At a session on strategies to support at-risk youth at the 16th Annual Welfare Research and Evaluation Conference, sponsored by the Office of Planning, Research and Evaluation in the Administration for Children and Families, U.S. Department of Health and Human Services (OPRE), researchers discussed intervention outcomes including obtaining jobs, young parenting, and criminal activity.
Robin Dion, of Mathematica Policy Research, discussed a research-based framework for helping at-risk youth develop self-sufficiency. The framework, which was developed as part of the Administration for Children and Families Youth Demonstration Development project,recommends “a very tailored approach to service delivery,” including a comprehensive assessment process to help identify youth needs and appropriate services. Many programs for youth focus either on capital development or on risk and resilience, Dion said, but those capacities are linked. Having one helps youth benefit from programs that build the other.
Dion explained that practitioners at youth serving organizations can use the framework to inform programming decisions, including ensuring services are evidence-based and to determine what elements are missing, such as if they need to consider partnering with another organization to provide job training or other support. Dion said she and her colleagues learned a lot by talking to youth serving programs while developing the framework. A young person developing a trusting relationship with at least one staff member is key, Dion said, as is actively engaging youth in their own service planning. Dion also added that young people may “need to circle back through the interventions multiple times before they reach the outcome that they have set for themselves.”
Evaluations of specific interventions were also discussed, including an ongoing assessment of the Latin American Youth Center’s Promotor Pathway project, in which staff called Promotores work one-on-one with disconnected youth to achieve educational, health, employment and other success. Brett Theodos of the Urban Institute discussed findings from surveys conducted at six and 12 months with clients who received LAYC services and had a Promotor, and those who only received regular LAYC services. Young people who had a Promotor were more likely to report that they were engaged with LAYC staff and felt they had relationships with supportive adults outside LAYC. They were also more likely to say they had received needed services, and significantly less likely to have had a child in the past six months. Researchers saw minimal differences in recent substance use and criminal activity at six and 12 months, but plan to survey clients again after they have had their Promotor for 18 months.
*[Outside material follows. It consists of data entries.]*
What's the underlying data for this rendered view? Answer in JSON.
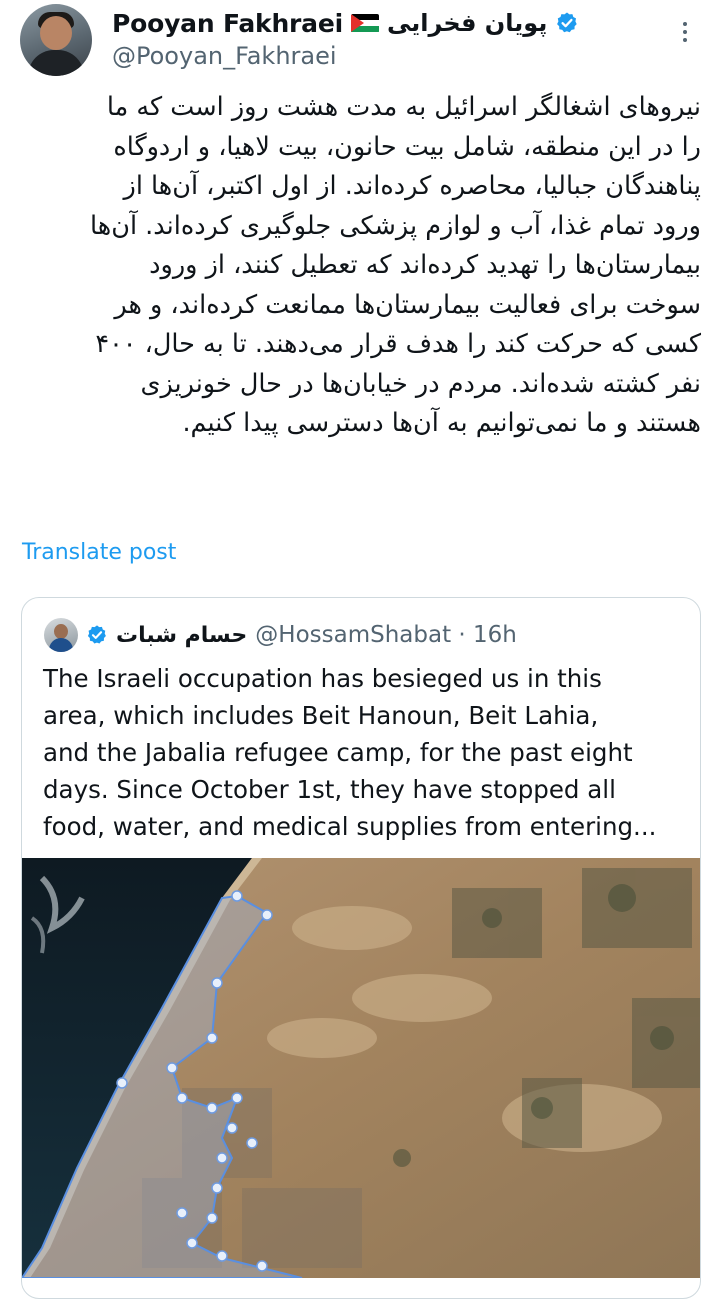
{
  "author": {
    "display_name": "Pooyan Fakhraei",
    "persian_name": "پویان فخرایی",
    "handle": "@Pooyan_Fakhraei"
  },
  "post": {
    "lines": [
      "نیروهای اشغالگر اسرائیل به مدت هشت روز است که ما",
      "را در این منطقه، شامل بیت حانون، بیت لاهیا، و اردوگاه",
      "پناهندگان جبالیا، محاصره کرده‌اند. از اول اکتبر، آن‌ها از",
      "ورود تمام غذا، آب و لوازم پزشکی جلوگیری کرده‌اند. آن‌ها",
      "بیمارستان‌ها را تهدید کرده‌اند که تعطیل کنند، از ورود",
      "سوخت برای فعالیت بیمارستان‌ها ممانعت کرده‌اند، و هر",
      "کسی که حرکت کند را هدف قرار می‌دهند. تا به حال، ۴۰۰",
      "نفر کشته شده‌اند. مردم در خیابان‌ها در حال خونریزی",
      "هستند و ما نمی‌توانیم به آن‌ها دسترسی پیدا کنیم."
    ],
    "translate_label": "Translate post"
  },
  "quote": {
    "name": "حسام شبات",
    "handle_time": "@HossamShabat · 16h",
    "lines": [
      "The Israeli occupation has besieged us in this",
      "area, which includes Beit Hanoun, Beit Lahia,",
      "and the Jabalia refugee camp, for the past eight",
      "days. Since October 1st, they have stopped all",
      "food, water, and medical supplies from entering..."
    ]
  },
  "colors": {
    "accent": "#1d9bf0",
    "secondary_text": "#536471",
    "border": "#cfd9de"
  },
  "icons": [
    "verified-badge-icon",
    "palestine-flag-icon",
    "more-options-icon"
  ]
}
Photo: Robin Dion of Mathematica Policy Research discusses a framework for youth programs. Photo credit: Lisa Pilnik.